In spite of a number of studies and articles, whether or not music actually helps teen-age students focus on schoolwork is still an unanswered question. The so-called Mozart effect, in which listener's spatial awareness was raised by listening to 10 minutes of a Mozart, has a spotty record for duplicating the original results. However, there is some indication that quiet background music can be beneficial to some students, and can block unwanted distractions.
In "The Mozart Effect: a Closer Look" band teacher Donna Lerch carefully examines accounts of the so-called Mozart effect. She explains that the first experiments were carried out by Gordon Shaw, whose specialty was theoretical neurobiology. The original study involved 36 graduate students. One group listened to Mozart, one to "easy listening" music and one silence. The Mozart group showed a .9 increase in their I.Q. for about 10 minutes, which was long enough to take a simple test. In an article published in the Journal of the Royal Society of Medicine, J.S. Jenkins points out that some researchers have been able to duplicate the original findings, but not all.
Music Training and Educational Success
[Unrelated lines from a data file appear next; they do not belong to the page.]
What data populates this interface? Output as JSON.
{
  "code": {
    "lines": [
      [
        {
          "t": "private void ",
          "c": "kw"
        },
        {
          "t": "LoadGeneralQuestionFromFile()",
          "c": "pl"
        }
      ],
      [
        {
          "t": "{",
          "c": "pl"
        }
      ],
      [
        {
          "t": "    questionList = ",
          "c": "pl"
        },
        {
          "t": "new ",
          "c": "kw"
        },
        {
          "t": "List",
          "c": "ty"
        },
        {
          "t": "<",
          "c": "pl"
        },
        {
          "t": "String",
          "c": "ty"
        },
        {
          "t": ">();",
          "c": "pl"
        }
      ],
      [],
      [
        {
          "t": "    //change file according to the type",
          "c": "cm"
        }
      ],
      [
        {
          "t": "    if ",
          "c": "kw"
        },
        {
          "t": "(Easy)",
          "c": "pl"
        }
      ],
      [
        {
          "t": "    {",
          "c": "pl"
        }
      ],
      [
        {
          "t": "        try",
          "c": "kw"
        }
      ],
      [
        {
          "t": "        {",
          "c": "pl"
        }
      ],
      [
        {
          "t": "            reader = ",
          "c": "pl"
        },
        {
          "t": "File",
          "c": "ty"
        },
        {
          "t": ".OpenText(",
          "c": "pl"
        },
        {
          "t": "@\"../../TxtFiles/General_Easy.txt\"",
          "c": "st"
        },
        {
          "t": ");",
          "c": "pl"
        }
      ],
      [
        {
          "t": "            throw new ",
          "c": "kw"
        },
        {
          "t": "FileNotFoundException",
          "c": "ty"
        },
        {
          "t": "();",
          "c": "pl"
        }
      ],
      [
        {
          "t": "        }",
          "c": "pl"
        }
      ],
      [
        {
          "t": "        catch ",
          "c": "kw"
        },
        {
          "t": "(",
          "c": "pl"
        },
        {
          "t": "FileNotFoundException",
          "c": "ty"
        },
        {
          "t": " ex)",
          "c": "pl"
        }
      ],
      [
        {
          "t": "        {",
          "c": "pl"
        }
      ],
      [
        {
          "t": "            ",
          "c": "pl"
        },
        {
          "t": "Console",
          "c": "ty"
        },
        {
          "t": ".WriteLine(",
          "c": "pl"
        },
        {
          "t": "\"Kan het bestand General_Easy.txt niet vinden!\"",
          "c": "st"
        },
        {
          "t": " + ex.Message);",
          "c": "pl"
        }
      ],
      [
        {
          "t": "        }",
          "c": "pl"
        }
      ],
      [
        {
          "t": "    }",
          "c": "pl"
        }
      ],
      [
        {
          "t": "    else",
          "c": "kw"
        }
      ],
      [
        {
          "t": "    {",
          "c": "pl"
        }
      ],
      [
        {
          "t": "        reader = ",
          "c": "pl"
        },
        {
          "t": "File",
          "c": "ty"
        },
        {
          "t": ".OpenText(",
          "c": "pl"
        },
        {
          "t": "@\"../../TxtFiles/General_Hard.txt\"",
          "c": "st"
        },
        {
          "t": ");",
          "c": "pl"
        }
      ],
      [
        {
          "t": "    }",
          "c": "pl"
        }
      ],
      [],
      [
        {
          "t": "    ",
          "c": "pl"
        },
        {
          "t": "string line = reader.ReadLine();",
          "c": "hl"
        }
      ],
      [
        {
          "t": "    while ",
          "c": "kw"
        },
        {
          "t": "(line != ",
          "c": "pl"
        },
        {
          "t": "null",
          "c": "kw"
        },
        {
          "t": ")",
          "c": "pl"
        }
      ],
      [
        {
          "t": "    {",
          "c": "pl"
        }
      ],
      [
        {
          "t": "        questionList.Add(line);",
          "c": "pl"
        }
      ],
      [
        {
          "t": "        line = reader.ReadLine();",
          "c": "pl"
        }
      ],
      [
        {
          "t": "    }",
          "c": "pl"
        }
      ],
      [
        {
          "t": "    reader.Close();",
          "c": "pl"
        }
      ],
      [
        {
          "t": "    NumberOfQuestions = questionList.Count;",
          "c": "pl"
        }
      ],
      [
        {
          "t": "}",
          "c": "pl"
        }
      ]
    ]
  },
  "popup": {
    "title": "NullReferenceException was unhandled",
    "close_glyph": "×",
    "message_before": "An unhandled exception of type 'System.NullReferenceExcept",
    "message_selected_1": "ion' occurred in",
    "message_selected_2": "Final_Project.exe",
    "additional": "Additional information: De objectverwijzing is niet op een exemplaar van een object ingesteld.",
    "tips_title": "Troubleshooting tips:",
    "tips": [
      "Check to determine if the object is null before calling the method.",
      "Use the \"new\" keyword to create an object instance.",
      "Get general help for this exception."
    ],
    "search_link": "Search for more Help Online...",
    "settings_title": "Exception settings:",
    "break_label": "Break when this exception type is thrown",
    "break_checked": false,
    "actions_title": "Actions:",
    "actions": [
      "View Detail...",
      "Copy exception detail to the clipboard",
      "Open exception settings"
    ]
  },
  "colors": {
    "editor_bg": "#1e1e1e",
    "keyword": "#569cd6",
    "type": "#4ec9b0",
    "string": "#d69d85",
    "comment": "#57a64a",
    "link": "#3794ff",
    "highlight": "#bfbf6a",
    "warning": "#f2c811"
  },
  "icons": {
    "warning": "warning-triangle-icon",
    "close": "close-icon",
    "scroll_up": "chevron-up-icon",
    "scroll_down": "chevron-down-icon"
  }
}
The staff at Neuroscience News has examined how music education can influence student performance. They found that music training enhances neuroplasticity and helps brain patterning. They note that there is a positive crossover between music training and other areas of learning, particularly in math and language. They note that musical training helps students develop discriminate between different types of sounds and helps them to become better listeners. Understanding patterns helps them to better comprehend educational materials. However, studying music and listening to music while doing homework is not exactly the same thing.
Thanks to the plethora of entertainment and informational devices available to teens, many of them routinely multitask, according to "Distractions During Homework" by Chris Gaither of Beech Associated Counselors and Therapists. A well-connected teen may be checking her Facebook account, texting friends, listening to the radio and watching a television show while doing her homework. Too often, the homework becomes low-priority in the mix, and consequently doesn't receive the attention it deserves. However, because teens are used to multiple sources of input, a completely quiet room might become a distraction of a different kind.
Possible Benefits of Music During Homework
Not every teen will benefit from listening to music while doing homework, and those who do may benefit from different types of music. One way in which background music might help is trading one sensory input for the many distractions teens normally enjoy. Have your teen put away cell phones, stay off Facebook and other social media and turn off the television. Let her listen to favorite recordings or radio station. If your teen must study in a noisy or busy environment, such as at your kitchen table, a headset connected to some favorite music can help shut out unwanted distractions. Some special needs teens, such as students with ADHD or epilepsy, might derive unique benefits from listening to music. Web MD Fit recommends for students to listen to instrumental music rather than music with lyrics.